"The harmonious combination of history and modernity in Paris is truly unique. Other cities, notably many Italian cities, are also steeped in history and have incredible contemporary art and design scenes. But the old and the new tend to remain very separate. In contrast, Paris has learned to integrate the two. It negotiates the fine line between its rich history and cutting-edge design in fascinating ways. Many other European cities struggle with this awkwardly and often unsuccessfully."  Michael Hermann interview in This Paris Life

Friday, June 27, 2014

Venus in Fur: Theatrical Cinema at its Best

The French Press really loved La Vénus à la fourrure (Venus in Fur – written by Roman Polanski and David Ives – the latter is the dramatist who wrote the Tony-nominated play) – you can check out the ratings on the French site allocine – even if French is not a language you speak well, the star ratings will give you an idea of how well this film went down.

If you’re interested in reading more (in English) check out the Press Kit that was put out for the 2013 Festival de Cannes where Venus was in competition.

Watch a clip from the play that opened off-Broadway in 2010 and moved onto Broadway in 2011 – I think Nina Arianda is delightful.

Trailer with Emanuelle Seigner and Mathieu Almaric

Sunday, June 22, 2014

Camille Claudel 1915 - Austere Emotion

Bruno Dumont's Camille Claudel 1915 depicts three days in the life of Camille Claudel, the French sculptor, who was confined to a mental asylum by her family in 1913.  Bruno Dumont collaborated with Juliette Binoche in creating the scenario and arranged for filming to take place in a real asylum near Avignon in the South of France with mental patients and their nurses taking part in telling the story of a few days in Camille Claudel's life.

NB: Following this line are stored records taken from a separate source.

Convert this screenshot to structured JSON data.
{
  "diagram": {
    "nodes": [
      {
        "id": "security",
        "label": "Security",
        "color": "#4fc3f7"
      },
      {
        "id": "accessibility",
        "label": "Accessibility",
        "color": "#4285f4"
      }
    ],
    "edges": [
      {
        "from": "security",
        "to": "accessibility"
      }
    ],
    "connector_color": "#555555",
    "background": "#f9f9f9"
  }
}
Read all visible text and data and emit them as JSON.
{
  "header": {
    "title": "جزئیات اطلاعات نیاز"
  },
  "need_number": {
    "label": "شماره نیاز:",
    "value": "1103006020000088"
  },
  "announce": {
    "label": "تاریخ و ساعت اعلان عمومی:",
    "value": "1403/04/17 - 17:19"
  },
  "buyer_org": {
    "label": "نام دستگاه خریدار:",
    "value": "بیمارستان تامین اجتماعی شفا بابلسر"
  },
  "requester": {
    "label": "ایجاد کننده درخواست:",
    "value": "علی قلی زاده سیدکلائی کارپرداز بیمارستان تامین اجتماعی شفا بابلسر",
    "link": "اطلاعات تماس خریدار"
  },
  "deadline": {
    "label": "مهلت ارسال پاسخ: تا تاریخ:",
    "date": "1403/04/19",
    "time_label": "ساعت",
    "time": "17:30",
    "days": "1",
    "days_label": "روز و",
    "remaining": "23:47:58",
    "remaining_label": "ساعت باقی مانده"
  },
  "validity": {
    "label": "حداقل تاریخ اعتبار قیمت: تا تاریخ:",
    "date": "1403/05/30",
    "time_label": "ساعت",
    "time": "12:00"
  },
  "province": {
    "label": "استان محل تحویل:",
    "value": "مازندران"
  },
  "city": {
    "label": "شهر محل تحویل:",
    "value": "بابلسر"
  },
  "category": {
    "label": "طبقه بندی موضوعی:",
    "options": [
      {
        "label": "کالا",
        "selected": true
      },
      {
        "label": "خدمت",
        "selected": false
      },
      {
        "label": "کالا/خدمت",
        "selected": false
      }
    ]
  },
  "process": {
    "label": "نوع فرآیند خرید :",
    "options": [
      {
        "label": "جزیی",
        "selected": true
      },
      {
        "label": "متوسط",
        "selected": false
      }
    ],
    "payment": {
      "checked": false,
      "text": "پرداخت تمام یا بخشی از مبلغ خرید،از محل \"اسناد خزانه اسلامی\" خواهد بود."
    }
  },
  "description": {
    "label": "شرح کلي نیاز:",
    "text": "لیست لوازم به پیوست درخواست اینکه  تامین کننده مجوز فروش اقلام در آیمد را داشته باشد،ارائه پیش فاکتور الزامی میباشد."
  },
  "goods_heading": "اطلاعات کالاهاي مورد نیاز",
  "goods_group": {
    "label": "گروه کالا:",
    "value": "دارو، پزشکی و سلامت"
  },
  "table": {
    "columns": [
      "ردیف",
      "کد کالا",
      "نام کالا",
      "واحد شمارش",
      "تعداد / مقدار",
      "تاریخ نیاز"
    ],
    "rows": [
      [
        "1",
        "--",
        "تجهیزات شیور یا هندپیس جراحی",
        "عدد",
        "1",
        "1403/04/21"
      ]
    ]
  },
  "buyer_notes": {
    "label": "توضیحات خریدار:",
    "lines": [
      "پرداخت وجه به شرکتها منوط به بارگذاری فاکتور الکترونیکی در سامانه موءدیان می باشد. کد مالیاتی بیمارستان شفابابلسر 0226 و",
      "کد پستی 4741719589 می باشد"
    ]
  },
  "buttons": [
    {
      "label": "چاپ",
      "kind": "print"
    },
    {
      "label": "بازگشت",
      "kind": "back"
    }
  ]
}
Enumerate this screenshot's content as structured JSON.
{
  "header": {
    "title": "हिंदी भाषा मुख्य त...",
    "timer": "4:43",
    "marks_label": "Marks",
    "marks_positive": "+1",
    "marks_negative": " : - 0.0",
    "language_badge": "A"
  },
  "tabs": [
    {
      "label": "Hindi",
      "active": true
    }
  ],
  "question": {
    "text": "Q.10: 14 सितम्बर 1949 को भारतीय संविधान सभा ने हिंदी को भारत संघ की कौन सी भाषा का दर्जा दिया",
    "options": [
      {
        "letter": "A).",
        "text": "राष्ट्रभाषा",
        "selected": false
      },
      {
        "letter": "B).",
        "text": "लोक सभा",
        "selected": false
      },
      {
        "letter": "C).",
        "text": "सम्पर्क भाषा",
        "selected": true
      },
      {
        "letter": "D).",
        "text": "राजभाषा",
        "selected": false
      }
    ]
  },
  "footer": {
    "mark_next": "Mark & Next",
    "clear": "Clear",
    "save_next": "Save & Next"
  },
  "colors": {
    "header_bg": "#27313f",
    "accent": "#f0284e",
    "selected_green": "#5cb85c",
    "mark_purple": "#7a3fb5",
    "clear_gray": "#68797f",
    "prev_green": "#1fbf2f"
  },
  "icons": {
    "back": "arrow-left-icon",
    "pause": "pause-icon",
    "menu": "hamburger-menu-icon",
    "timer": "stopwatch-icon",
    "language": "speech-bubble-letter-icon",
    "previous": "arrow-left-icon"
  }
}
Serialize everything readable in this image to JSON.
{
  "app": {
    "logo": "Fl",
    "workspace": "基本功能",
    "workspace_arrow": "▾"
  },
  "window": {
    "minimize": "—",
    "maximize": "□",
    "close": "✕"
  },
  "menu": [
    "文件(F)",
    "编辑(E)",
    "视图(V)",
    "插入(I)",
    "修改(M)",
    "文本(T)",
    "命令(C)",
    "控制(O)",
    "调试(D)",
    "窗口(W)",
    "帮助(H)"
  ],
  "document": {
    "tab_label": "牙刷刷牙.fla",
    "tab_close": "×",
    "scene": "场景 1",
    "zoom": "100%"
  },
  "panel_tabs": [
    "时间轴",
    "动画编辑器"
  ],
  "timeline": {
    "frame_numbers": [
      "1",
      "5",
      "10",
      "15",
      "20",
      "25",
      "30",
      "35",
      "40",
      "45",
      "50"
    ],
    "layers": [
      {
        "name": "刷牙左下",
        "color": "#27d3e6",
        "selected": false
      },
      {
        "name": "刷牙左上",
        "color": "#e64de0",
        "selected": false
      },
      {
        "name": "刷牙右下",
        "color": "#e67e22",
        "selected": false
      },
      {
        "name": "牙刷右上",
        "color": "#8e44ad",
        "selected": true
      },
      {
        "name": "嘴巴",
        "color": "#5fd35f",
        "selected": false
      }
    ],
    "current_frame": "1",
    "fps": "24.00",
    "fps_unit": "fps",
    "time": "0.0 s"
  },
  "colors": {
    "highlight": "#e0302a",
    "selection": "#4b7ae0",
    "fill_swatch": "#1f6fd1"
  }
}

In this interview on NPR, Binoche discusses the film, the issues it raises, and the life of Camille Claudel.  Juliette Binoche interview
Sheila O'Malley's thumbs-up review published on Roger Ebert's site
New York Times - Stephen Holden, "The Agony of an Artist's Commitment"

Saturday, June 21, 2014

Attila Marcel: Memories, Movies, and Make-Believe

Sylvain Chomet's fisrt live action film has not been widely reviewed outside of his Canadian homeland, so here are two reviews, one from the 2013 Toronto Film Festival and the second from the Montréal Gazette:

Attila Marcel: Toronto review
Attila Marcel: Montréal Gazette

Age of Panic - La Bataille de Solferino

Age of Panic, one of today's new films at the Sacramento French Film Festival has had a couple of interesting reviews from Variety and from Filmmaker's review of the Lincoln Center's Rendez-Vous with French cinema earlier this year:

Rendez-vous with French 2014: Age of Panic and Other
Age of Panic Wins Audience Award at Paris Cinema Fest